> [TASK DIRECTIONS]:
Examine each line of the data. Copy the line if it includes the word "notes".

> [RECORDS FOR PROCESSING]:
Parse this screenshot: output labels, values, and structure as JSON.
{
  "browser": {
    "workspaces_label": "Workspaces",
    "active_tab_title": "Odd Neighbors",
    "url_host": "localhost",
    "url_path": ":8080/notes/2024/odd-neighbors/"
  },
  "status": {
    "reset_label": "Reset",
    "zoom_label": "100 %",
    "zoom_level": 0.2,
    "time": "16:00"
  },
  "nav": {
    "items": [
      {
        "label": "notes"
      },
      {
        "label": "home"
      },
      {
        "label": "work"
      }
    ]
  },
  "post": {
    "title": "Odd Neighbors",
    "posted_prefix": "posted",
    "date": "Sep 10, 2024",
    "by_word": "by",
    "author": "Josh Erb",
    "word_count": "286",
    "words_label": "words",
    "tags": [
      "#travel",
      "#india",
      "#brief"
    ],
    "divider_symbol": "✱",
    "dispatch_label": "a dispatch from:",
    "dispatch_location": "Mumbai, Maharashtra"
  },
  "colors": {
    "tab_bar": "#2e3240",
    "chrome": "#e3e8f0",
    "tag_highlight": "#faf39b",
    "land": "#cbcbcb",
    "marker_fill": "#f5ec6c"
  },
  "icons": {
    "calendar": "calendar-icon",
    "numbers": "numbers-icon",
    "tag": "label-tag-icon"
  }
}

> [SOLVED EXERCISE]:
    "url_path": ":8080/notes/2024/odd-neighbors/"
        "label": "notes"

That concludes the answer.